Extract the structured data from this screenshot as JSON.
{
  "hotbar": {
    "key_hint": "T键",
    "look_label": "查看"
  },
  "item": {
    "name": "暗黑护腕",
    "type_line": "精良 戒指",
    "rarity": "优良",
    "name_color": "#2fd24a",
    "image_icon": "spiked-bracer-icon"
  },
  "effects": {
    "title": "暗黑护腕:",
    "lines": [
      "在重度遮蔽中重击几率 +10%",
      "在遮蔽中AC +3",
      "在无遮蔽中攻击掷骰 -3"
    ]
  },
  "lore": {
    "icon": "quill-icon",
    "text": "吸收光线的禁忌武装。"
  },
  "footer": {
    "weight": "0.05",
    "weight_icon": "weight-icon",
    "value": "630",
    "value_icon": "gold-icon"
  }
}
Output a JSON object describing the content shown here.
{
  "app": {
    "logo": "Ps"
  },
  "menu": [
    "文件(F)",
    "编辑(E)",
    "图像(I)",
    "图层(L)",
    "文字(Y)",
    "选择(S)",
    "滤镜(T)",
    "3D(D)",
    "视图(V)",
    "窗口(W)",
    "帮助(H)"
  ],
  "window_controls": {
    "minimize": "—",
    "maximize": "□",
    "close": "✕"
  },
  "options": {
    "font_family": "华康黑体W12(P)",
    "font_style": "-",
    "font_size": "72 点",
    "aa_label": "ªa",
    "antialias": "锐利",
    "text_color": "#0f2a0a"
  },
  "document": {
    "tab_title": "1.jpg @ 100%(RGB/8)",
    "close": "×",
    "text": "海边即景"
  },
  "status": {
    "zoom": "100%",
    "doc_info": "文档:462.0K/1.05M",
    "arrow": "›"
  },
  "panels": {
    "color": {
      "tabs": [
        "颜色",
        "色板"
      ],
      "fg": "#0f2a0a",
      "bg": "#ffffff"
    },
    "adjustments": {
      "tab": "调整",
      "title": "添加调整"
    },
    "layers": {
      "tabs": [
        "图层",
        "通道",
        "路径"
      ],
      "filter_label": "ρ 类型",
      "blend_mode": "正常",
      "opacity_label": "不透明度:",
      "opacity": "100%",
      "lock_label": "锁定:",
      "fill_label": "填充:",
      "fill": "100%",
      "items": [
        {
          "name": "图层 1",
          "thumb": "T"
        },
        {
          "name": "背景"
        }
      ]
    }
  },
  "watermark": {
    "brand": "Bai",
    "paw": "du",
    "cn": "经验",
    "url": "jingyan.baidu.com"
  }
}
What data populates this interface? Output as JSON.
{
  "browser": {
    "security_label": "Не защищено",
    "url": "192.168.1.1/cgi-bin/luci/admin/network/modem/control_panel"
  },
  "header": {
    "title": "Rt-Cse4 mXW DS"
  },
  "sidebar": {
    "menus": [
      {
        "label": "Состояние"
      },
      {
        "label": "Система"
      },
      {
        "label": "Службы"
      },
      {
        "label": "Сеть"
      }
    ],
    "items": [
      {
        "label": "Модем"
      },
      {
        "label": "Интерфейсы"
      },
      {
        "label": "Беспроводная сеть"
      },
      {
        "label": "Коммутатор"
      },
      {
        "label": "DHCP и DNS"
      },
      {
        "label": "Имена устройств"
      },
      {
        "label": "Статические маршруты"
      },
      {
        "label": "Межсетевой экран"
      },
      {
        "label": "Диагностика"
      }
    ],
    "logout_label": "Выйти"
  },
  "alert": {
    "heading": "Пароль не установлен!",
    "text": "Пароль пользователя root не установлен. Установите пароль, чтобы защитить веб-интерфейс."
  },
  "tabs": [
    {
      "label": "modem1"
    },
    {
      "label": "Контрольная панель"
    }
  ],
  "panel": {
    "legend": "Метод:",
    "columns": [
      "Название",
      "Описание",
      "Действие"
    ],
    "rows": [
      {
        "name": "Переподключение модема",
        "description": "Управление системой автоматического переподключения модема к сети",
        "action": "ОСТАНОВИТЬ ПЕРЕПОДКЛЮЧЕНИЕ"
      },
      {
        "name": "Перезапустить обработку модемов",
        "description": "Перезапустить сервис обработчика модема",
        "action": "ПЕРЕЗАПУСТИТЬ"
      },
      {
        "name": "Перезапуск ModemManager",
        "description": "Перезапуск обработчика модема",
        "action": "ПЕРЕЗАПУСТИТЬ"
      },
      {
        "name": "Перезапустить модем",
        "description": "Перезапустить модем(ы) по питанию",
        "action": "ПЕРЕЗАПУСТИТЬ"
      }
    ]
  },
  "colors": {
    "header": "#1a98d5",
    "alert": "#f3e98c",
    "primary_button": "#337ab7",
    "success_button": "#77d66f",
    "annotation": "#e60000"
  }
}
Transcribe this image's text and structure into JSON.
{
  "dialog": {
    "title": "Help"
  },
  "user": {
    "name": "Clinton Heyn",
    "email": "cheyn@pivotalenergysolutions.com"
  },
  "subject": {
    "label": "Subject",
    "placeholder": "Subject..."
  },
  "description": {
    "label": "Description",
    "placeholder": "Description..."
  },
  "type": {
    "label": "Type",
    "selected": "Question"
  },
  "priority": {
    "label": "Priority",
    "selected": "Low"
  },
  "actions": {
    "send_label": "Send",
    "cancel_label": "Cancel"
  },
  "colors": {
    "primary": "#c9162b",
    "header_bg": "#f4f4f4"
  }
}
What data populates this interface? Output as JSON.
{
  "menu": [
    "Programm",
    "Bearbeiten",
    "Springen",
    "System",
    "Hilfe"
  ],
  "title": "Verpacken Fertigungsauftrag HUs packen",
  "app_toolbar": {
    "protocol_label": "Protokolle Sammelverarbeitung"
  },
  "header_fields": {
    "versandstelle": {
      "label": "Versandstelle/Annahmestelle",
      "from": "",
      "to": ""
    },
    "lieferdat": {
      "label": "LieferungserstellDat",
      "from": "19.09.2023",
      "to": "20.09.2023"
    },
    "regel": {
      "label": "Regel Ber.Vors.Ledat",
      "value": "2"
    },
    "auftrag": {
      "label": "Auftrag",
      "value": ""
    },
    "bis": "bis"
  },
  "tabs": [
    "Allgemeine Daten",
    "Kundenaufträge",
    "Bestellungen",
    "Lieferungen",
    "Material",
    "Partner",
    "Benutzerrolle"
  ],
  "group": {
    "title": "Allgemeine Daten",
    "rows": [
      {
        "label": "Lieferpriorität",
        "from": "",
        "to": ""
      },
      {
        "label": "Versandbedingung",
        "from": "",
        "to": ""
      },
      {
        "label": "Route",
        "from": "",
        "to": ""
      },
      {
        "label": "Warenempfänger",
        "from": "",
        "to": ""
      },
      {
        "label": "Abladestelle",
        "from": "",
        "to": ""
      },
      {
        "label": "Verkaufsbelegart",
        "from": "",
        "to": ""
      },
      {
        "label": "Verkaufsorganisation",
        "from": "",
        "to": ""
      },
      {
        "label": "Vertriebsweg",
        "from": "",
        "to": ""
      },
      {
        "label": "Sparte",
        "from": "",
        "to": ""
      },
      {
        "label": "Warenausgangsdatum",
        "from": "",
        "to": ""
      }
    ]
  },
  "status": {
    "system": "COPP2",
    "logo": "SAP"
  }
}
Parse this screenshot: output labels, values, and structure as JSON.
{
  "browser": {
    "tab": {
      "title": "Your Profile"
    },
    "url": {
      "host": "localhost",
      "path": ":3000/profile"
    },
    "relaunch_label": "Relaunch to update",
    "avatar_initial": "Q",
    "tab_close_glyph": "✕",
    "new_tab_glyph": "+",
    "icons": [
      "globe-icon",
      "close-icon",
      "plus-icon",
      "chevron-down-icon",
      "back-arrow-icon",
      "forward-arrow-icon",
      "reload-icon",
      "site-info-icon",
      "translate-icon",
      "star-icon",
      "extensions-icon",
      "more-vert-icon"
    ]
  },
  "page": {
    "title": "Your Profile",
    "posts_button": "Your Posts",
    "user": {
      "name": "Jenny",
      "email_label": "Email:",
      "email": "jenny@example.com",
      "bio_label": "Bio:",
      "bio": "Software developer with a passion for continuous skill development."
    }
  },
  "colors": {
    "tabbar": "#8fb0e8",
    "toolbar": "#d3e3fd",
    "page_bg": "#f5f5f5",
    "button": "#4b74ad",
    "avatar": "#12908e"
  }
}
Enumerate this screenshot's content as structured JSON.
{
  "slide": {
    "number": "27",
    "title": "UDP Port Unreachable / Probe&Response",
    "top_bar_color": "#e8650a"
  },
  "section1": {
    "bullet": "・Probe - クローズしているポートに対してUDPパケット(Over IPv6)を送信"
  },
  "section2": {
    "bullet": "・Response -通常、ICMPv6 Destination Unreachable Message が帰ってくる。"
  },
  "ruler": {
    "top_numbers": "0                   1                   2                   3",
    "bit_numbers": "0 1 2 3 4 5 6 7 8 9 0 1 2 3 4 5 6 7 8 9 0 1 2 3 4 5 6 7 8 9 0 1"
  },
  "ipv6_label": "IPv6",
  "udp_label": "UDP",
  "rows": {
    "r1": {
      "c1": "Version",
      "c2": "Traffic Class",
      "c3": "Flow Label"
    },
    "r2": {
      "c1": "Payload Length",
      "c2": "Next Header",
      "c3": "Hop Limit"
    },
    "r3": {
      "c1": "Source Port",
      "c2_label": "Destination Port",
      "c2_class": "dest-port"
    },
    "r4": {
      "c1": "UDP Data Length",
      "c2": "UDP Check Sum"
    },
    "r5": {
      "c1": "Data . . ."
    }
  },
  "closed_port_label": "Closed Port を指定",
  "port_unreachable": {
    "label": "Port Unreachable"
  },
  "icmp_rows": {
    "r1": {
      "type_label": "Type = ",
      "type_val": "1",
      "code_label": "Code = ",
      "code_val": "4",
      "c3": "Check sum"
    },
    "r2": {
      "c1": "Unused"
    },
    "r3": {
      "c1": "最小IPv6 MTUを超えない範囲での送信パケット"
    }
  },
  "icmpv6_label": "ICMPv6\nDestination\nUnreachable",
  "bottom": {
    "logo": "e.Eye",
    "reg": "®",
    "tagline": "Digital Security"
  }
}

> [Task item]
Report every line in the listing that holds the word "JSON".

> [Answer box]
Extract the structured data from this screenshot as JSON.
Output a JSON object describing the content shown here.
What data populates this interface? Output as JSON.
Transcribe this image's text and structure into JSON.
What data populates this interface? Output as JSON.
Parse this screenshot: output labels, values, and structure as JSON.
Enumerate this screenshot's content as structured JSON.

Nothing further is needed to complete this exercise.